When the wine is ready to bottle, it must be refiltered to ensure that it is sterile.  Our plate filter removes all particles larger than .35 microns (1 micron is 1/1000 of a millimeter). We also use a secondary filter, a cartridge filter, to be sure that the wine is clean and ready for bottling. A tasting panel does a final sampling to ensure the wine is of exceptional quality and something we can be proud to serve our customers. Finally, the wine is ready to be bottled! Our bottling capacity peaks at over 200,000 cases annually, and we are the only winery in the state which offers contract processing and bottling for other wineries in New Mexico, Texas, and Arizona. The bottling line is made up of many different pieces of specialized equipment. First, the bottles go through a bottle rinser which ensures they are perfectly clean. Next, the bottles are filled with wine. The wine is pumped from its holding tank into the filler, which fills the bottles with exactly the right amount of wine. Then, the bottle is conveyed to the corker, which takes each bottle, one-by-one, compresses a cork, and inserts it into the bottle. A rinser then cleans off any residue on the outside of the bottle, and the bottles are dried so that the labels can be applied. Finally, the bottles enter our capping machine, which places a capsule on the top of the bottle and applies pressure to tighten it to protect the cork. The bottles then immediately enter the labeler, which spins the bottle onto a waiting set of labels. The bottles are then packed into cases and stacked onto pallets to be stored in our climate-controlled warehouse. Every step is carefully controlled to protect the integrity of the wine and the Lescombes family legacy.

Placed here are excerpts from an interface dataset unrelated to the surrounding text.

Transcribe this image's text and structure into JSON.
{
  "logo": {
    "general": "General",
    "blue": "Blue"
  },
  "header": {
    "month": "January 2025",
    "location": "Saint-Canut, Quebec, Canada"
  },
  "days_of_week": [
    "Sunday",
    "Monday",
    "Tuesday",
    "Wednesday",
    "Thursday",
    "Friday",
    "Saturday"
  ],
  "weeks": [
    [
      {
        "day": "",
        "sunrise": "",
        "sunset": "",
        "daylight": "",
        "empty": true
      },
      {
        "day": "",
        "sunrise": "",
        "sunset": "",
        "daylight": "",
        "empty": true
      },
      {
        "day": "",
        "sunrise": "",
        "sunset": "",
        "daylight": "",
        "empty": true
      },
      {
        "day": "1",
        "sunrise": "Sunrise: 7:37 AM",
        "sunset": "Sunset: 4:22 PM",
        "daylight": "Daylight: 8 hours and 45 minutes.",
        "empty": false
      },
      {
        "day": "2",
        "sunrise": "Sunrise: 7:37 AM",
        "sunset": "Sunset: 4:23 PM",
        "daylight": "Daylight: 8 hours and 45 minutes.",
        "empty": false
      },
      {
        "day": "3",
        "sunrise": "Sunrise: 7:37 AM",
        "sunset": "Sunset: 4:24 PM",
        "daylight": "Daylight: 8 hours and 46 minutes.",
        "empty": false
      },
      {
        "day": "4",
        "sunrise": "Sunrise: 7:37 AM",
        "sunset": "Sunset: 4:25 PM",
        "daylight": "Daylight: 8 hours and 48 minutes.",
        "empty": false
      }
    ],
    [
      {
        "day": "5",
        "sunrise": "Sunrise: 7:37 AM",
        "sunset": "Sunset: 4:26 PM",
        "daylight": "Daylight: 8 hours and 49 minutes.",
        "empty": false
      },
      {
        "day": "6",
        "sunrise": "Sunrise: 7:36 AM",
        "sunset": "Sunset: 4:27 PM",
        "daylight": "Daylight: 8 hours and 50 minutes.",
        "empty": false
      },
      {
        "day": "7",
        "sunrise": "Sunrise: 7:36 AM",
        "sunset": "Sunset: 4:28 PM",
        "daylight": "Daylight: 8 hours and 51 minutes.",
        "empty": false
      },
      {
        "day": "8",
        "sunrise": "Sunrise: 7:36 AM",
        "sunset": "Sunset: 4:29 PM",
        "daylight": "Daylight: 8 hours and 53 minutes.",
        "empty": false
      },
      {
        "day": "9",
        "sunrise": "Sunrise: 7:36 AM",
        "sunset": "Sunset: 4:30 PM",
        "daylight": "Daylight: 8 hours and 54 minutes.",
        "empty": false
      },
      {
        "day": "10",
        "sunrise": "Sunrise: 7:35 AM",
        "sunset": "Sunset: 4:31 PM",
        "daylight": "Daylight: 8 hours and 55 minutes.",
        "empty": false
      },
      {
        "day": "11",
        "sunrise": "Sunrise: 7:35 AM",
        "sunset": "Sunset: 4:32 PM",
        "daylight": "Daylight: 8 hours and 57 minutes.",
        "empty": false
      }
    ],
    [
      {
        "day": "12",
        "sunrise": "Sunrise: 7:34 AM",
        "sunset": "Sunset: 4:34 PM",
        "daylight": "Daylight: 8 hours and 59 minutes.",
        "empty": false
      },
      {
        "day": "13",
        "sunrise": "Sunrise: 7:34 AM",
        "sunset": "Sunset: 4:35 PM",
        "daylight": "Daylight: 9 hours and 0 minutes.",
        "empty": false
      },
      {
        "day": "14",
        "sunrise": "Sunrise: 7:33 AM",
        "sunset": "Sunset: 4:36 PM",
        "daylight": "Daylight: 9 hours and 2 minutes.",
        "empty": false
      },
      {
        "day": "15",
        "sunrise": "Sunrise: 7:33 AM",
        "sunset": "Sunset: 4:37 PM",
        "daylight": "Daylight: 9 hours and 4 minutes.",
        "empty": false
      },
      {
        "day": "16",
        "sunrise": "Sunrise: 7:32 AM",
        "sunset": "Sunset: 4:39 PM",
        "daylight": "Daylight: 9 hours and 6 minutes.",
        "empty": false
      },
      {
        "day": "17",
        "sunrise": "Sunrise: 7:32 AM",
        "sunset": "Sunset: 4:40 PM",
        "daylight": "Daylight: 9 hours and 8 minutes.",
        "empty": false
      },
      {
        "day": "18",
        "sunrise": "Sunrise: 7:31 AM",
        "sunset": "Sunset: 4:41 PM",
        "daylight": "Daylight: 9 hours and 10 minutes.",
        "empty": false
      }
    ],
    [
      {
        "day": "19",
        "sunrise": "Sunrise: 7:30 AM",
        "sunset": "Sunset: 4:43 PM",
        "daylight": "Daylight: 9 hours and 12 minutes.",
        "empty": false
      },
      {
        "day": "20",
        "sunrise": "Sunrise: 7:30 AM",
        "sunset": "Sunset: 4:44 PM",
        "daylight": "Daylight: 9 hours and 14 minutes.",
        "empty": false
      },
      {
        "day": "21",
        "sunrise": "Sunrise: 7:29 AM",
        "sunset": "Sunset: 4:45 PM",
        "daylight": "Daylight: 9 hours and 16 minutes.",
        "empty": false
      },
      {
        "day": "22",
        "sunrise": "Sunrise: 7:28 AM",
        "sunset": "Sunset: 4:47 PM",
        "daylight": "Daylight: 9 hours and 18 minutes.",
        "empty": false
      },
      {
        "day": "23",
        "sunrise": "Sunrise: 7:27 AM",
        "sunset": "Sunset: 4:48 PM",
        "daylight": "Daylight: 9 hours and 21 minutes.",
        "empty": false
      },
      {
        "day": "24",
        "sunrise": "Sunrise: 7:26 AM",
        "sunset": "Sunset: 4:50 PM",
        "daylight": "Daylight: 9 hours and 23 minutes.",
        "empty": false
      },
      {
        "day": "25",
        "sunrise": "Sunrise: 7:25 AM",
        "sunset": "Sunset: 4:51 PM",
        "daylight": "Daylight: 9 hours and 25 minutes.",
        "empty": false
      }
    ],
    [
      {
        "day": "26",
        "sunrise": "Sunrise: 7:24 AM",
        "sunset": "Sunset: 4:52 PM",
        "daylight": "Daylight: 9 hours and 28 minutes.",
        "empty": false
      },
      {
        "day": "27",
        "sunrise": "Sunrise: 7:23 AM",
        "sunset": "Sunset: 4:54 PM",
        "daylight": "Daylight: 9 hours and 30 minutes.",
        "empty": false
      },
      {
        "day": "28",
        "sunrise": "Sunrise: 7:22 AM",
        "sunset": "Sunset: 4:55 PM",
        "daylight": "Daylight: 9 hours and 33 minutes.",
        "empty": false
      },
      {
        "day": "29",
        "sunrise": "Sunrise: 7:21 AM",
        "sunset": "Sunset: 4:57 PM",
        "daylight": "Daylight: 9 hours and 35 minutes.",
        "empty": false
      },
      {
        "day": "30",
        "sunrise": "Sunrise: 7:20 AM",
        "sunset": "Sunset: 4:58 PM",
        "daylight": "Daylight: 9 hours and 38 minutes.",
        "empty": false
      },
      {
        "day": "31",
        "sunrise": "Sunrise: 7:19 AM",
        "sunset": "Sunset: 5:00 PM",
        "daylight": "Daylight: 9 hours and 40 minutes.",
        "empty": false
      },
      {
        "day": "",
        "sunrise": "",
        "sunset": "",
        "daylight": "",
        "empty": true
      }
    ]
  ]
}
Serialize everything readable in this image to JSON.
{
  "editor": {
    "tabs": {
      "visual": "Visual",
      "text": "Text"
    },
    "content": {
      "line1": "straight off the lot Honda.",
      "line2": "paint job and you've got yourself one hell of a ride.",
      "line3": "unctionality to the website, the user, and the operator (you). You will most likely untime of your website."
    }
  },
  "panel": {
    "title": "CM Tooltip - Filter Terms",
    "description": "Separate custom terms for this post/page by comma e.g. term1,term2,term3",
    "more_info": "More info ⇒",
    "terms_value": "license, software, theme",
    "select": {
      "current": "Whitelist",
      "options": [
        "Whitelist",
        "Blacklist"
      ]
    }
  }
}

Our Bistros

We own and operate two D.H. Lescombes Winery & Bistro locations across New Mexico, located in Alamogordo, Albuquerque, and Las Cruces. Our winemaking team collaborated with our chef and the Lescombes family to create an extensive, epicurean-style menu that easily pairs with our wines. Our locations, also including our D.H. Lescombes Winery & Tasting Room in Deming, and Hervé Wine Bar in Santa Fe, are open for wine tastings and have an extensive inventory of wine for retail bottle and case sales. Come by and enjoy a uniquely New Mexican experience and enjoy the wines that are the favorite of many!

A Winemaking Legacy